Website and app data records:

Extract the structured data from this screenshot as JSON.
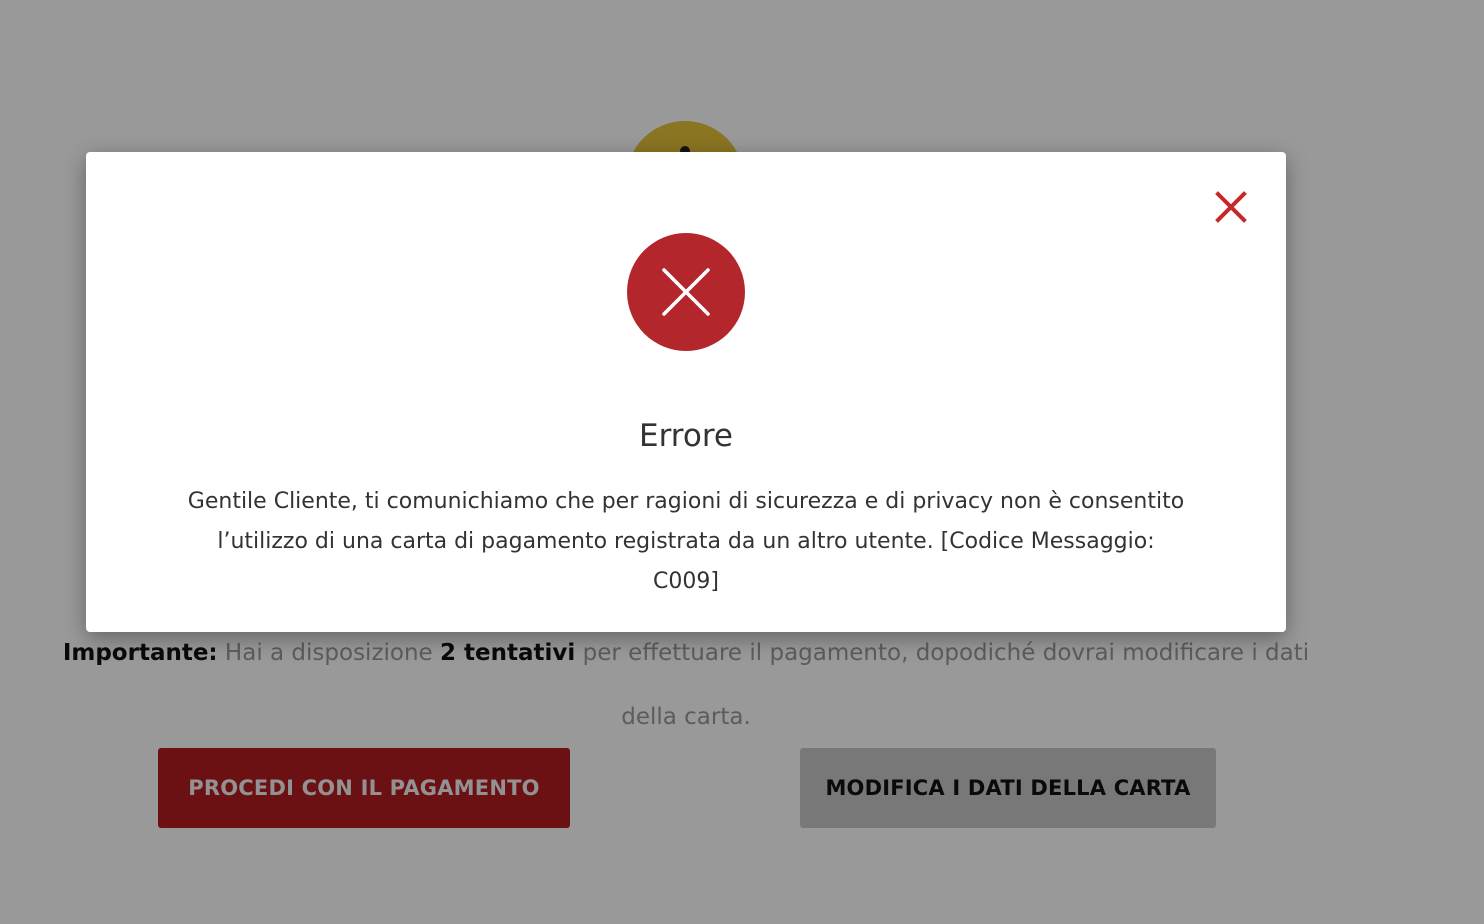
{
  "background": {
    "notice": {
      "important_label": "Importante:",
      "text_before": " Hai a disposizione ",
      "attempts": "2 tentativi",
      "text_after": " per effettuare il pagamento, dopodiché dovrai modificare i dati",
      "text_line2": "della carta."
    },
    "buttons": {
      "pay_label": "PROCEDI CON IL PAGAMENTO",
      "edit_label": "MODIFICA I DATI DELLA CARTA"
    }
  },
  "modal": {
    "title": "Errore",
    "message": "Gentile Cliente, ti comunichiamo che per ragioni di sicurezza e di privacy non è consentito l’utilizzo di una carta di pagamento registrata da un altro utente. [Codice Messaggio: C009]",
    "close_icon": "close-icon",
    "status_icon": "error-icon"
  },
  "colors": {
    "error_red": "#b3262b",
    "close_red": "#c62828",
    "pay_button": "#b31c21",
    "edit_button": "#c8c8c8",
    "warning_yellow": "#e6c43a",
    "overlay": "rgba(0,0,0,0.4)"
  }
}
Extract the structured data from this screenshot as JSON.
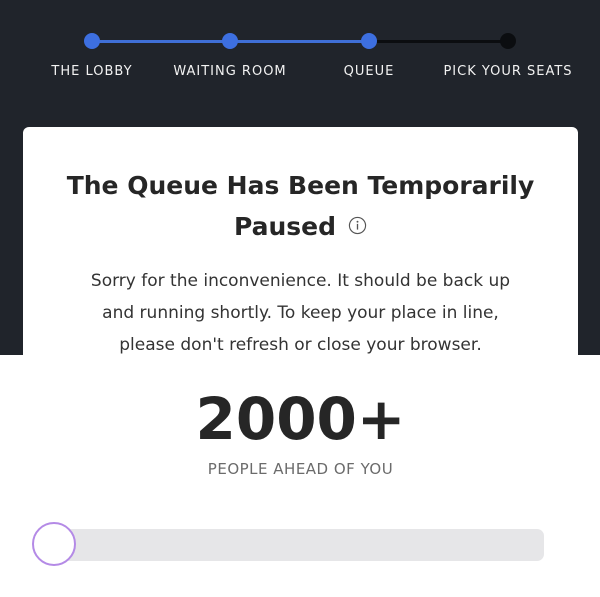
{
  "stepper": {
    "steps": [
      {
        "label": "THE LOBBY",
        "state": "done"
      },
      {
        "label": "WAITING ROOM",
        "state": "done"
      },
      {
        "label": "QUEUE",
        "state": "current"
      },
      {
        "label": "PICK YOUR SEATS",
        "state": "upcoming"
      }
    ]
  },
  "card": {
    "title_line1": "The Queue Has Been Temporarily",
    "title_line2": "Paused",
    "info_icon": "info-icon",
    "message": "Sorry for the inconvenience. It should be back up and running shortly. To keep your place in line, please don't refresh or close your browser.",
    "count": "2000+",
    "count_label": "PEOPLE AHEAD OF YOU",
    "progress": 0
  },
  "colors": {
    "header_bg": "#20242b",
    "step_done": "#3d6fe0",
    "step_todo": "#0b0d10",
    "progress_accent": "#b48ae6"
  }
}
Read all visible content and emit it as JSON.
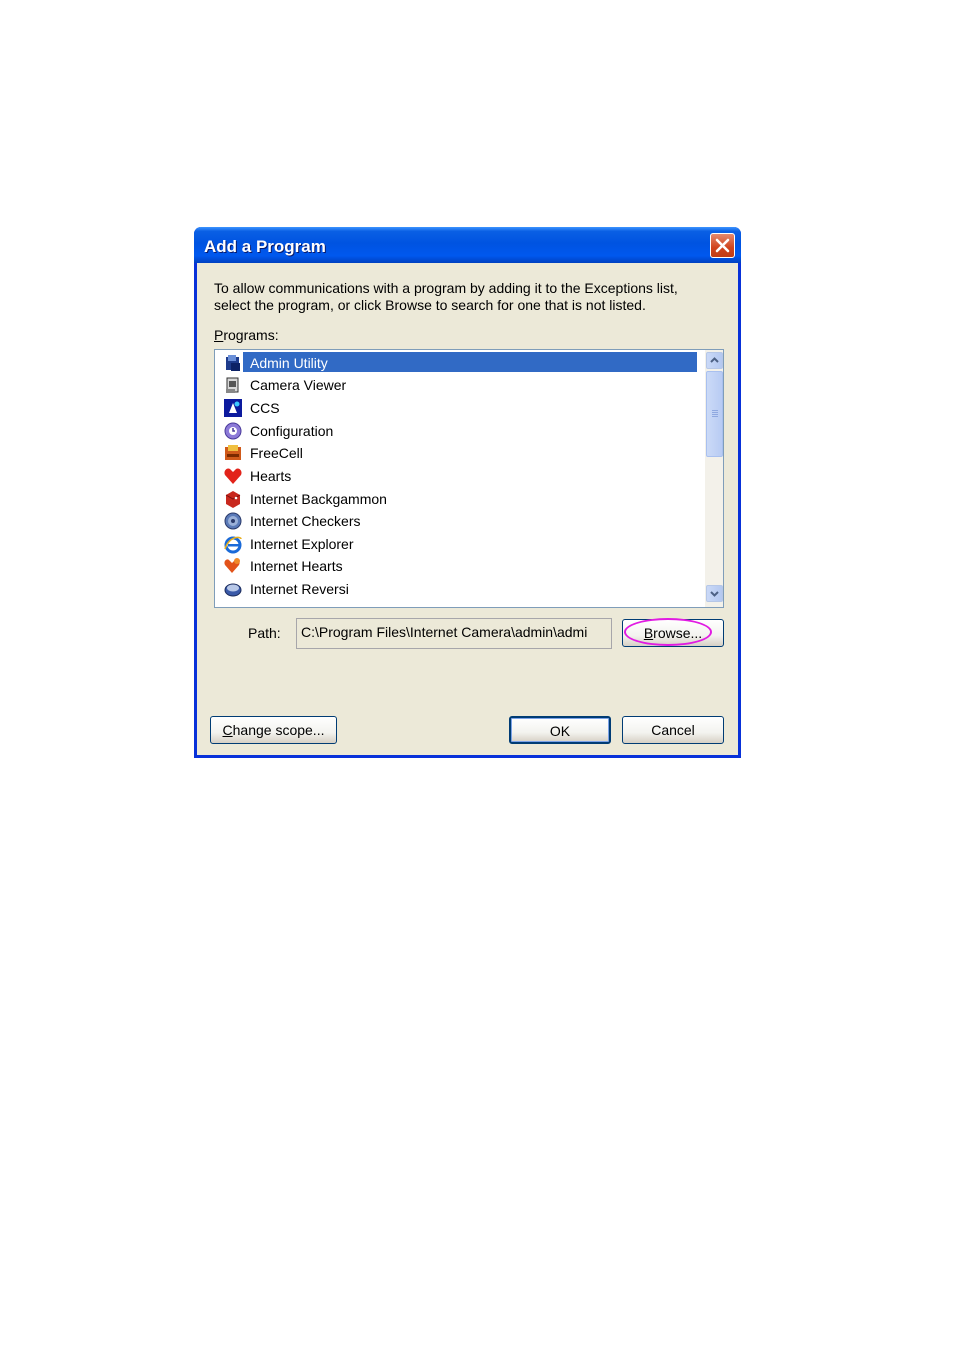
{
  "dialog": {
    "title": "Add a Program",
    "description": "To allow communications with a program by adding it to the Exceptions list, select the program, or click Browse to search for one that is not listed.",
    "programs_label_accel": "P",
    "programs_label_rest": "rograms:",
    "programs": [
      {
        "label": "Admin Utility",
        "icon": "admin-utility-icon",
        "selected": true
      },
      {
        "label": "Camera Viewer",
        "icon": "camera-viewer-icon"
      },
      {
        "label": "CCS",
        "icon": "ccs-icon"
      },
      {
        "label": "Configuration",
        "icon": "configuration-icon"
      },
      {
        "label": "FreeCell",
        "icon": "freecell-icon"
      },
      {
        "label": "Hearts",
        "icon": "hearts-icon"
      },
      {
        "label": "Internet Backgammon",
        "icon": "internet-backgammon-icon"
      },
      {
        "label": "Internet Checkers",
        "icon": "internet-checkers-icon"
      },
      {
        "label": "Internet Explorer",
        "icon": "internet-explorer-icon"
      },
      {
        "label": "Internet Hearts",
        "icon": "internet-hearts-icon"
      },
      {
        "label": "Internet Reversi",
        "icon": "internet-reversi-icon"
      }
    ],
    "path_label": "Path:",
    "path_value": "C:\\Program Files\\Internet Camera\\admin\\admi",
    "browse_accel": "B",
    "browse_rest": "rowse...",
    "change_scope_accel": "C",
    "change_scope_rest": "hange scope...",
    "ok_label": "OK",
    "cancel_label": "Cancel"
  }
}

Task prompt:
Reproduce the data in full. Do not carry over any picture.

Written answer:
Extract the structured data from this screenshot as JSON.
{
  "background": {
    "notice": {
      "important_label": "Importante:",
      "text_before": " Hai a disposizione ",
      "attempts": "2 tentativi",
      "text_after": " per effettuare il pagamento, dopodiché dovrai modificare i dati",
      "text_line2": "della carta."
    },
    "buttons": {
      "pay_label": "PROCEDI CON IL PAGAMENTO",
      "edit_label": "MODIFICA I DATI DELLA CARTA"
    }
  },
  "modal": {
    "title": "Errore",
    "message": "Gentile Cliente, ti comunichiamo che per ragioni di sicurezza e di privacy non è consentito l’utilizzo di una carta di pagamento registrata da un altro utente. [Codice Messaggio: C009]",
    "close_icon": "close-icon",
    "status_icon": "error-icon"
  },
  "colors": {
    "error_red": "#b3262b",
    "close_red": "#c62828",
    "pay_button": "#b31c21",
    "edit_button": "#c8c8c8",
    "warning_yellow": "#e6c43a",
    "overlay": "rgba(0,0,0,0.4)"
  }
}
Extract the structured data from this screenshot as JSON.
{
  "stepper": {
    "steps": [
      {
        "label": "THE LOBBY",
        "state": "done"
      },
      {
        "label": "WAITING ROOM",
        "state": "done"
      },
      {
        "label": "QUEUE",
        "state": "current"
      },
      {
        "label": "PICK YOUR SEATS",
        "state": "upcoming"
      }
    ]
  },
  "card": {
    "title_line1": "The Queue Has Been Temporarily",
    "title_line2": "Paused",
    "info_icon": "info-icon",
    "message": "Sorry for the inconvenience. It should be back up and running shortly. To keep your place in line, please don't refresh or close your browser.",
    "count": "2000+",
    "count_label": "PEOPLE AHEAD OF YOU",
    "progress": 0
  },
  "colors": {
    "header_bg": "#20242b",
    "step_done": "#3d6fe0",
    "step_todo": "#0b0d10",
    "progress_accent": "#b48ae6"
  }
}
Read all visible content and emit it as JSON.
{
  "dialog": {
    "title": "Add a Program",
    "description": "To allow communications with a program by adding it to the Exceptions list, select the program, or click Browse to search for one that is not listed.",
    "programs_label_accel": "P",
    "programs_label_rest": "rograms:",
    "programs": [
      {
        "label": "Admin Utility",
        "icon": "admin-utility-icon",
        "selected": true
      },
      {
        "label": "Camera Viewer",
        "icon": "camera-viewer-icon"
      },
      {
        "label": "CCS",
        "icon": "ccs-icon"
      },
      {
        "label": "Configuration",
        "icon": "configuration-icon"
      },
      {
        "label": "FreeCell",
        "icon": "freecell-icon"
      },
      {
        "label": "Hearts",
        "icon": "hearts-icon"
      },
      {
        "label": "Internet Backgammon",
        "icon": "internet-backgammon-icon"
      },
      {
        "label": "Internet Checkers",
        "icon": "internet-checkers-icon"
      },
      {
        "label": "Internet Explorer",
        "icon": "internet-explorer-icon"
      },
      {
        "label": "Internet Hearts",
        "icon": "internet-hearts-icon"
      },
      {
        "label": "Internet Reversi",
        "icon": "internet-reversi-icon"
      }
    ],
    "path_label": "Path:",
    "path_value": "C:\\Program Files\\Internet Camera\\admin\\admi",
    "browse_accel": "B",
    "browse_rest": "rowse...",
    "change_scope_accel": "C",
    "change_scope_rest": "hange scope...",
    "ok_label": "OK",
    "cancel_label": "Cancel"
  }
}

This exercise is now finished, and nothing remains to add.